WORK TO COMPLETE: Copy all lines containing the string "UTIL" from the records below.

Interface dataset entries
···
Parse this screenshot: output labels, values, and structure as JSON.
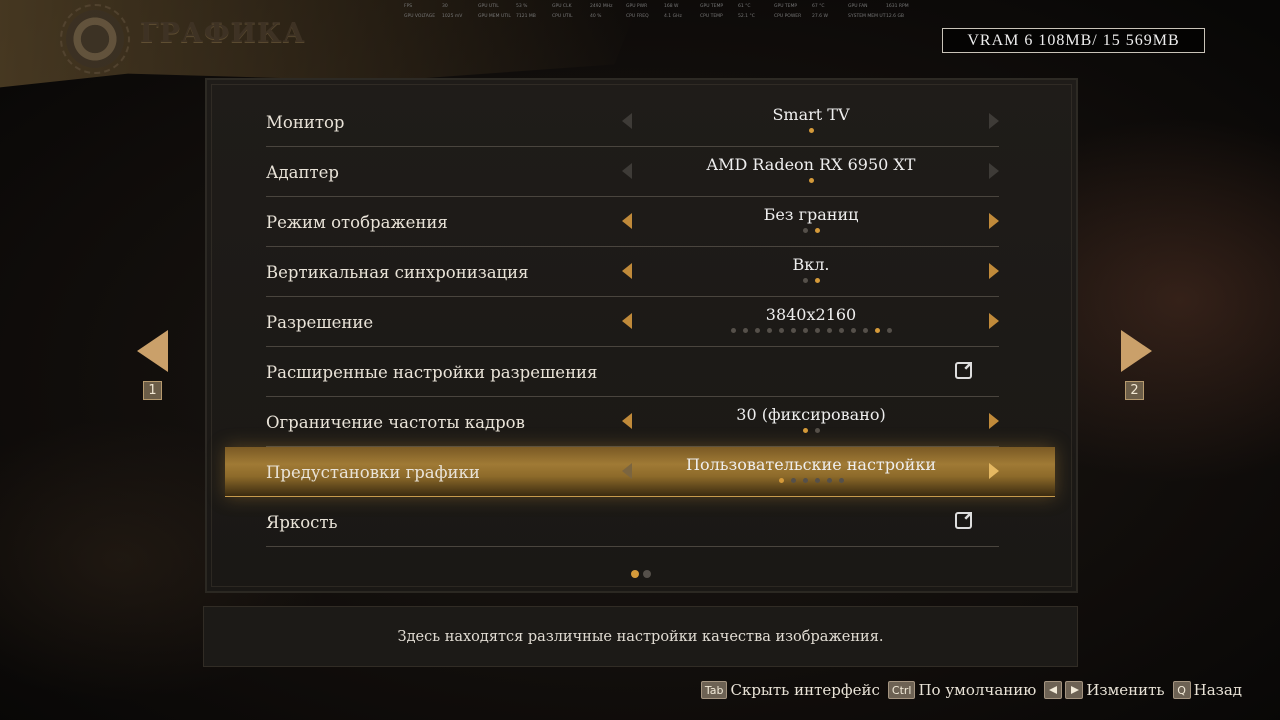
{
  "header": {
    "title": "ГРАФИКА",
    "icon": "gear-icon"
  },
  "perf_overlay": [
    [
      "FPS",
      "30",
      "GPU UTIL",
      "53 %",
      "GPU CLK",
      "2492 MHz",
      "GPU PWR",
      "168 W",
      "GPU TEMP",
      "61 °C",
      "GPU TEMP",
      "67 °C",
      "GPU FAN",
      "1631 RPM"
    ],
    [
      "GPU VOLTAGE",
      "1025 mV",
      "GPU MEM UTIL",
      "7121 MB",
      "CPU UTIL",
      "40 %",
      "CPU FREQ",
      "4.1 GHz",
      "CPU TEMP",
      "52.1 °C",
      "CPU POWER",
      "27.6 W",
      "SYSTEM MEM UTIL",
      "12.6 GB"
    ]
  ],
  "vram": "VRAM 6 108MB/ 15 569MB",
  "settings": [
    {
      "label": "Монитор",
      "value": "Smart TV",
      "dots": 1,
      "active": 0,
      "arrows": "dim"
    },
    {
      "label": "Адаптер",
      "value": "AMD Radeon RX 6950 XT",
      "dots": 1,
      "active": 0,
      "arrows": "dim"
    },
    {
      "label": "Режим отображения",
      "value": "Без границ",
      "dots": 2,
      "active": 1,
      "arrows": "on"
    },
    {
      "label": "Вертикальная синхронизация",
      "value": "Вкл.",
      "dots": 2,
      "active": 1,
      "arrows": "on"
    },
    {
      "label": "Разрешение",
      "value": "3840x2160",
      "dots": 14,
      "active": 12,
      "arrows": "on"
    },
    {
      "label": "Расширенные настройки разрешения",
      "value": "",
      "type": "link"
    },
    {
      "label": "Ограничение частоты кадров",
      "value": "30 (фиксировано)",
      "dots": 2,
      "active": 0,
      "arrows": "on"
    },
    {
      "label": "Предустановки графики",
      "value": "Пользовательские настройки",
      "dots": 6,
      "active": 0,
      "arrows": "on",
      "highlighted": true
    },
    {
      "label": "Яркость",
      "value": "",
      "type": "link"
    }
  ],
  "page_indicator": {
    "pages": 2,
    "active": 0
  },
  "side_nav": {
    "left": "1",
    "right": "2"
  },
  "description": "Здесь находятся различные настройки качества изображения.",
  "hints": [
    {
      "key": "Tab",
      "label": "Скрыть интерфейс"
    },
    {
      "key": "Ctrl",
      "label": "По умолчанию"
    },
    {
      "key": "arrows",
      "label": "Изменить"
    },
    {
      "key": "Q",
      "label": "Назад"
    }
  ],
  "colors": {
    "accent": "#c08a3a",
    "dot_active": "#d59a3a",
    "highlight": "#a07a35"
  }
}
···
ANSWER FOR THIS EXERCISE:
      "GPU UTIL",
      "GPU MEM UTIL",
      "CPU UTIL",
      "SYSTEM MEM UTIL",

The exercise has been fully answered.